Little gull chicks make history at Aberdeenshire reserve
Chicks of the world's smallest species of gull have hatched for the first time in Britain at a bird reserve in Aberdeenshire.
The hatching of two little gulls happened at RSPB Scotland's Loch Strathbeg site near Fraserburgh.
The conservation charity said it was the first time the species had been recorded raising young in Britain.
More chicks could follow at the nest on a small island which is home to more than 130 pairs of common terns.
Little gulls normally breed in northern Scandinavia, the Baltics, Russia and Siberia.
Breeding adults have black heads with a small dark bill, short red legs and a dark smoky grey colour under their wings.
Richard Humpidge, RSPB Scotland sites manager, said: "We were really excited to discover that the little gulls had successfully hatched.
"It wasn't long ago that the island was home to just 10 pairs of common terns that struggled to raise any chicks.

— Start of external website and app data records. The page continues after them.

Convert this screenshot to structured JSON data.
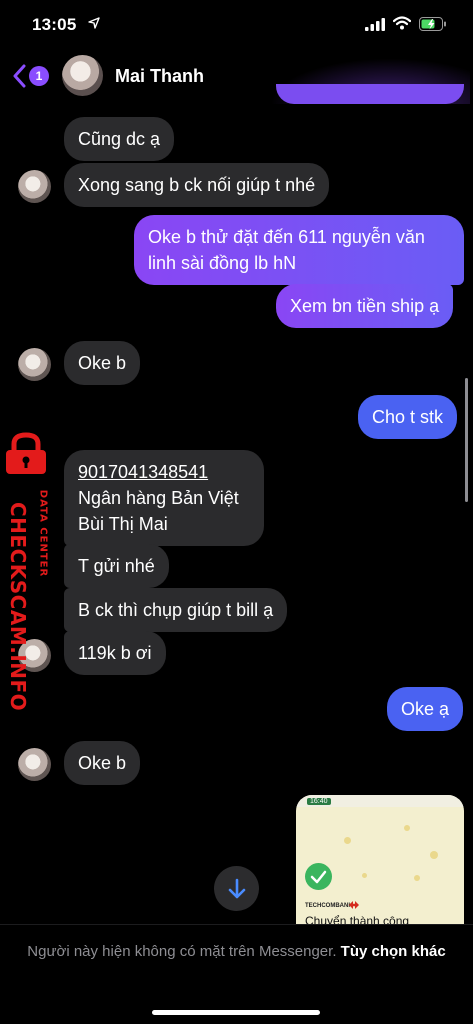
{
  "status_bar": {
    "time": "13:05"
  },
  "header": {
    "back_badge": "1",
    "name": "Mai Thanh"
  },
  "messages": {
    "m1": "Cũng dc ạ",
    "m2": "Xong sang b ck nối giúp t nhé",
    "m3_line1": "Oke b thử đặt đến 611 nguyễn văn",
    "m3_line2": "linh sài đồng lb hN",
    "m4": "Xem bn tiền ship ạ",
    "m5": "Oke b",
    "m6": "Cho t stk",
    "m7_line1": "9017041348541",
    "m7_line2": "Ngân hàng Bản Việt",
    "m7_line3": "Bùi Thị Mai",
    "m8": "T gửi nhé",
    "m9": "B ck thì chụp giúp t bill ạ",
    "m10": "119k b ơi",
    "m11": "Oke ạ",
    "m12": "Oke b"
  },
  "shared_image": {
    "time": "16:40",
    "bank": "TECHCOMBANK",
    "caption": "Chuyển thành công"
  },
  "watermark": {
    "main": "CHECKSCAM.INFO",
    "sub": "DATA CENTER"
  },
  "footer": {
    "text": "Người này hiện không có mặt trên Messenger.",
    "link": "Tùy chọn khác"
  },
  "colors": {
    "outgoing": "#7b4df0",
    "incoming": "#2b2b2d",
    "blue": "#4a62f2",
    "watermark": "#e31b1b"
  }
}
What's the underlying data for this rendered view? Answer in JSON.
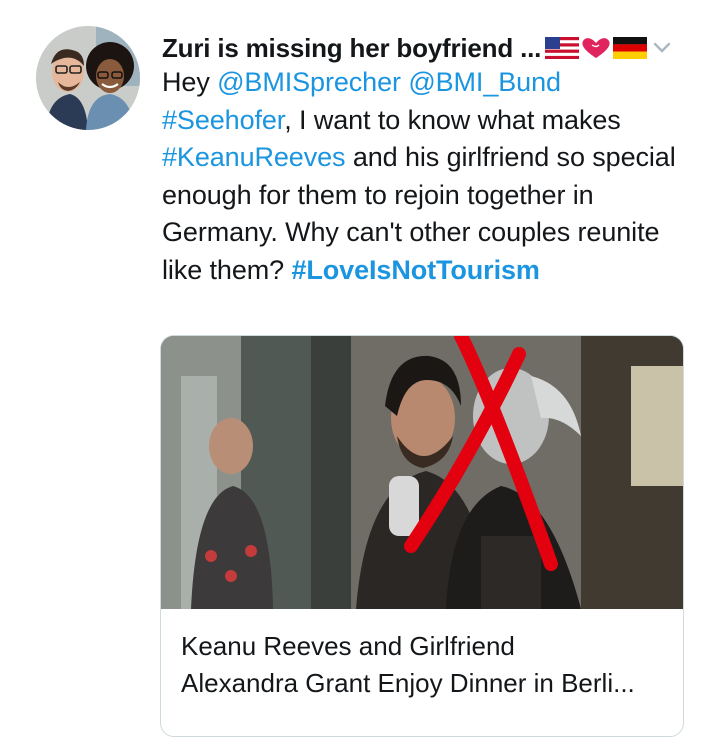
{
  "tweet": {
    "display_name": "Zuri is missing her boyfriend ...",
    "badge_icons": [
      "us-flag-icon",
      "heart-icon",
      "german-flag-icon"
    ],
    "menu_icon": "chevron-down-icon",
    "text": {
      "w1": "Hey ",
      "mention1": "@BMISprecher",
      "sp1": " ",
      "mention2": "@BMI_Bund",
      "hashtag1": "#Seehofer",
      "t2": ", I want to know what makes ",
      "hashtag2": "#KeanuReeves",
      "t3": " and his girlfriend so special enough for them to rejoin together in Germany. Why can't other couples reunite like them? ",
      "hashtag3": "#LoveIsNotTourism"
    },
    "colors": {
      "link": "#1b95e0",
      "annotation": "#e3000f"
    }
  },
  "card": {
    "title_line1": "Keanu Reeves and Girlfriend",
    "title_line2": "Alexandra Grant Enjoy Dinner in Berli..."
  }
}
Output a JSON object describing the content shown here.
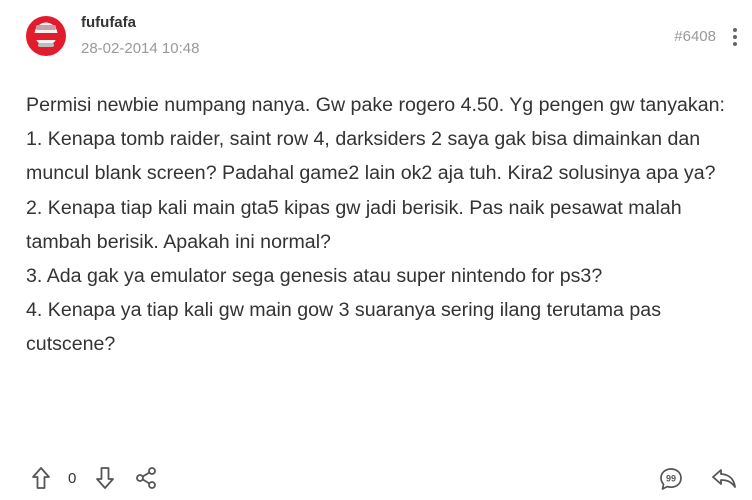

"Four years, hundreds of hours of help from volunteers and 10 tons of shingle later, there's more than 130 pairs of terns with lots of large tern chicks and now we've got two tiny little gull chicks as well - a first for Britain."